Wednesday, January 28, 2009

Desolation Row

There's something so dispiriting about the studio after all the work that I made for a show is taken out. It looks like Filene's Basement after a big sale - just a few remnants laying around and trash all over the floor. Quite sad.

The only thing I can do to relieve my internal gloom (besides staying away from the studio) is to pick up that broom and start cleaning. Focusing on sweeping the floor lets me avoid that blank wall and lonely feeling.

Then, once I've swept up, bagged the trash and put things away, I find the best thing to do is to switch mediums.

I'm going to be working on paper with acrylic for a while and not fire up the encaustic griddle. The paper (actually ricepaper) is work I usually sell through art consultants to corporate clients. Who knows if anything is selling these days, but if I don't give them any work to sell, I'm guaranteed not to sell anything.

I just received some pieces back from California that hadn't sold and I'm going to be reworking them and sending them out again on consignment. Here are a few of the pieces. I'll show you the "after" shots - if any work gets finished.

This piece is 32x30 inches and is collaged from ricepaper painted with thin washes of acrylic. I called it Yellow Box.

Here's another one - 24x24 inches, called Pongo. Some of the paint is interference so it looks a little funny.

And finally, here's one that's 18x80 inches called Two By Two. This is kind of an exceptional size but a few of them did sell. I didn't have much luck with work that used purple. I guess purple (violet) just doesn't have that corporate cachet.

So what I usually do with this work is start cutting it up and piecing it together with newly-painted patterns, colors and swatches, and/or I overpaint what's there with other colors and then paint patterns on top of that. I do love patterns and especially juxtaposed patterns.

Maybe that will cheer me up.


M said...

I'm very attracted to these pieces because of the patterning, colour schemes and the feeling of lightness that they give me. I've always liked pattern and many of my favourite artists are masters of its use.

Interestingly enough, I spent today reworking two paintings that didn't have a good "shelf life". I'm glad there's someone else out there who believes in creative recycling. Almost consistently the second take is more exciting and interesting. For that reason I set about this task with great confidence. I look forward to seeing the second life of these works.

Nancy Natale said...
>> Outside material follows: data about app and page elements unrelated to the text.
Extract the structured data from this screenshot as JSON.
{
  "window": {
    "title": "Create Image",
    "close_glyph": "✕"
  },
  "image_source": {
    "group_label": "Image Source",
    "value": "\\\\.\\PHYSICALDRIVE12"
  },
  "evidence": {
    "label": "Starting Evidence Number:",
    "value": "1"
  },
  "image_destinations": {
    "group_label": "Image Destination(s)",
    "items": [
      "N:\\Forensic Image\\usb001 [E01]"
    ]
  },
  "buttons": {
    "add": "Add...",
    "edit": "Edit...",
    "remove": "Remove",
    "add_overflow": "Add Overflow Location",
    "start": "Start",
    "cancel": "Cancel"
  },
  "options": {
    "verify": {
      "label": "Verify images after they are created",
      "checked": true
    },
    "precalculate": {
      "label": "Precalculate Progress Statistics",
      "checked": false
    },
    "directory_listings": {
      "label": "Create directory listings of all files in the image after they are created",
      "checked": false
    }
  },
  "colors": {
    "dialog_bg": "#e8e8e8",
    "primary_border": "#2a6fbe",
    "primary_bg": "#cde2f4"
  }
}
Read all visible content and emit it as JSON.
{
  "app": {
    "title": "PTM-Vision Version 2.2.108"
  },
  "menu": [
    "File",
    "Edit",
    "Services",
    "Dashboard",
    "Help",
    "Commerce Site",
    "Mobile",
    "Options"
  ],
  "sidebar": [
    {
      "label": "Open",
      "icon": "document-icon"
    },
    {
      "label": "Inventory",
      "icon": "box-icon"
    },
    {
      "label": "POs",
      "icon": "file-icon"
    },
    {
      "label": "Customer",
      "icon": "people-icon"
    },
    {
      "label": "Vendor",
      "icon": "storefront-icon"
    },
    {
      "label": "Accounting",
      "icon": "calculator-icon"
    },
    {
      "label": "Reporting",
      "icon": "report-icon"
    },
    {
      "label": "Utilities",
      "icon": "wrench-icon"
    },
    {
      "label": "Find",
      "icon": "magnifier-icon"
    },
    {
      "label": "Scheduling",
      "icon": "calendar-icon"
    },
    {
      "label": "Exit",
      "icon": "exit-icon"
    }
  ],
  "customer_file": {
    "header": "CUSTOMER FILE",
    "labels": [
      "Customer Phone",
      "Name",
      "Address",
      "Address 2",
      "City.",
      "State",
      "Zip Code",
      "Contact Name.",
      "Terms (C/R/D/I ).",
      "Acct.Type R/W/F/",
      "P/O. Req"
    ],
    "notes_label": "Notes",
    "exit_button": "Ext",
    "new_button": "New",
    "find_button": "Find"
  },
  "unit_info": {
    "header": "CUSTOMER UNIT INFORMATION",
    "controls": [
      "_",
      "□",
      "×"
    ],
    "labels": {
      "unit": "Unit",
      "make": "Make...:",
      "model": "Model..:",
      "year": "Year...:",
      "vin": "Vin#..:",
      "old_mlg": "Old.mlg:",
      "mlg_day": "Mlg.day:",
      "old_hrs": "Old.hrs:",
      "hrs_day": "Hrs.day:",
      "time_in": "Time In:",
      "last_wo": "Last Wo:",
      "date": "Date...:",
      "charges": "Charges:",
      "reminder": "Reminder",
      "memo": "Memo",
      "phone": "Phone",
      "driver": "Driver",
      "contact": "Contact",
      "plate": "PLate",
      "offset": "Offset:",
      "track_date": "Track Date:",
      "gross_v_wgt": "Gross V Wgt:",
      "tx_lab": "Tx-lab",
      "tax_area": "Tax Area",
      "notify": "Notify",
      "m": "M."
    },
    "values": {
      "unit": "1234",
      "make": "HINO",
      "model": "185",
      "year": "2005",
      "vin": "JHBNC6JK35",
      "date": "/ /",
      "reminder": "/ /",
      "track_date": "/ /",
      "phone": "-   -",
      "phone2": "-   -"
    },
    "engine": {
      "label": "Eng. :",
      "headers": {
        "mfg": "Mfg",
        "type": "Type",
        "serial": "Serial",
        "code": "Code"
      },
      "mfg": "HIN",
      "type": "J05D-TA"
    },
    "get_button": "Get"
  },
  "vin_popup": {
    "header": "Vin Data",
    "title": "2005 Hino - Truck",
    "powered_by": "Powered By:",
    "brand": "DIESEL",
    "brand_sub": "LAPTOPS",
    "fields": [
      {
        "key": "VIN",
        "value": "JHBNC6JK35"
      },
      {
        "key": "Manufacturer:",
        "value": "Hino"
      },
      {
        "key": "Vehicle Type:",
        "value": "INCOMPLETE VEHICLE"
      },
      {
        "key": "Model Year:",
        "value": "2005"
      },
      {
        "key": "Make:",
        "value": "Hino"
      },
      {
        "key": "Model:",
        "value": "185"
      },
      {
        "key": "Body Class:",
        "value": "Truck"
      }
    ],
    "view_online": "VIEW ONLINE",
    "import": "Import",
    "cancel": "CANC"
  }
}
Thanks, Margaret. I made one new one today - not from these pictured ones. It was fun and I enjoyed it - especially now that the studio is clean and there's room to work. Good luck with your recycling!